District courts in this circuit have found limited in-person access to counsel may justify the temporary release of a defendant facing an imminent trial or merits hearing, but that, if a defendant does not have an imminent trial or merits hearing, legal phone calls and expanding access to videoconferencing are acceptable substitutes. See United States v. Peralta, No. 19 CR. 818 (PGG), 2020 WL 2527355, at *2 (S.D.N.Y. May 18, 2020) (finding access to counsel issue was not a compelling reason for release when trial was not imminent, even where, in past thirty days, defendant had only been able to speak to counsel once on the phone); United States v. Jimenez, No. 20-CR-122-LTS, 2020 WL 1974220, at *3 (S.D.N.Y. Apr. 24, 2020) (access to counsel sufficient where institution provided additional video conferencing and increased telephone privileges, and there was no imminent trial); cf. United States v. Chandler, No. 1:19-CR-867 (PAC), 2020 WL 1528120, at *1 (S.D.N.Y. Mar. 31, 2020) (finding release necessary for the preparation of defense where jail had suspended attorney contact other than through short phone calls and defendant's trial was scheduled to begin within 6 weeks); United States v. Stephens, No. 15-CR-95 (AJN), 2020 WL 1295155, at *3 (S.D.N.Y. Mar. 19, 2020) (finding release necessary for preparation of defense where legal visits were suspended and defendant had a supervised release hearing scheduled within 7 days of the release decision).
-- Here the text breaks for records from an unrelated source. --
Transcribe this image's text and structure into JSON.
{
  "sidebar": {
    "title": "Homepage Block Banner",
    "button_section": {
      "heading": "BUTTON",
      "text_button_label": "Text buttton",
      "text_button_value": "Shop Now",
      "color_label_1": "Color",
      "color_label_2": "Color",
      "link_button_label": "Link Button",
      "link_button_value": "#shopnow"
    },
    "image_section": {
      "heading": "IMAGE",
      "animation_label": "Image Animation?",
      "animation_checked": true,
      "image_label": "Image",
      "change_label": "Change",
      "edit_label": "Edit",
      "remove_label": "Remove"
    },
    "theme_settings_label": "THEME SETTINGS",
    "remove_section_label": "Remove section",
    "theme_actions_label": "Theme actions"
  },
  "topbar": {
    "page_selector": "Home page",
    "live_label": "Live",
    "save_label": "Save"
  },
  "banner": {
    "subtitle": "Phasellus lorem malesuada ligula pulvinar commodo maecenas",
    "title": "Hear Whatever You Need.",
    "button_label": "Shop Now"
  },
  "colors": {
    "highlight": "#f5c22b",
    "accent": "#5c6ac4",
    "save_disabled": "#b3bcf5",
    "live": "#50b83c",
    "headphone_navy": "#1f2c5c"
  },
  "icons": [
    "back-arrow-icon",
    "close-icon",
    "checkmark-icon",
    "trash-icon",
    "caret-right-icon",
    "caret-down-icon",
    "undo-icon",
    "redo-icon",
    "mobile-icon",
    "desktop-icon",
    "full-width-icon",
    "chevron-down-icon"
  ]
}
Here, Mr. Williams may communicate with his attorney through 30-minute legal calls and, possibly soon, videoconferencing. He has a copy of the discovery to review. His trial is scheduled to begin in mid-September, and his substantive motions are due August 3, almost two months from the present date. Therefore, although the Court understands Mr. Williams's concerns about preparing his defense, the Court concludes that his release is not "necessary" for the preparation of his defense at this time.
For the reasons stated above, the Court denies without prejudice Mr. Williams's motion for temporary release. It is so ordered.
Honorable Vanessa L. Bryant
District of Connecticut Dated at Hartford, Connecticut: June 4, 2020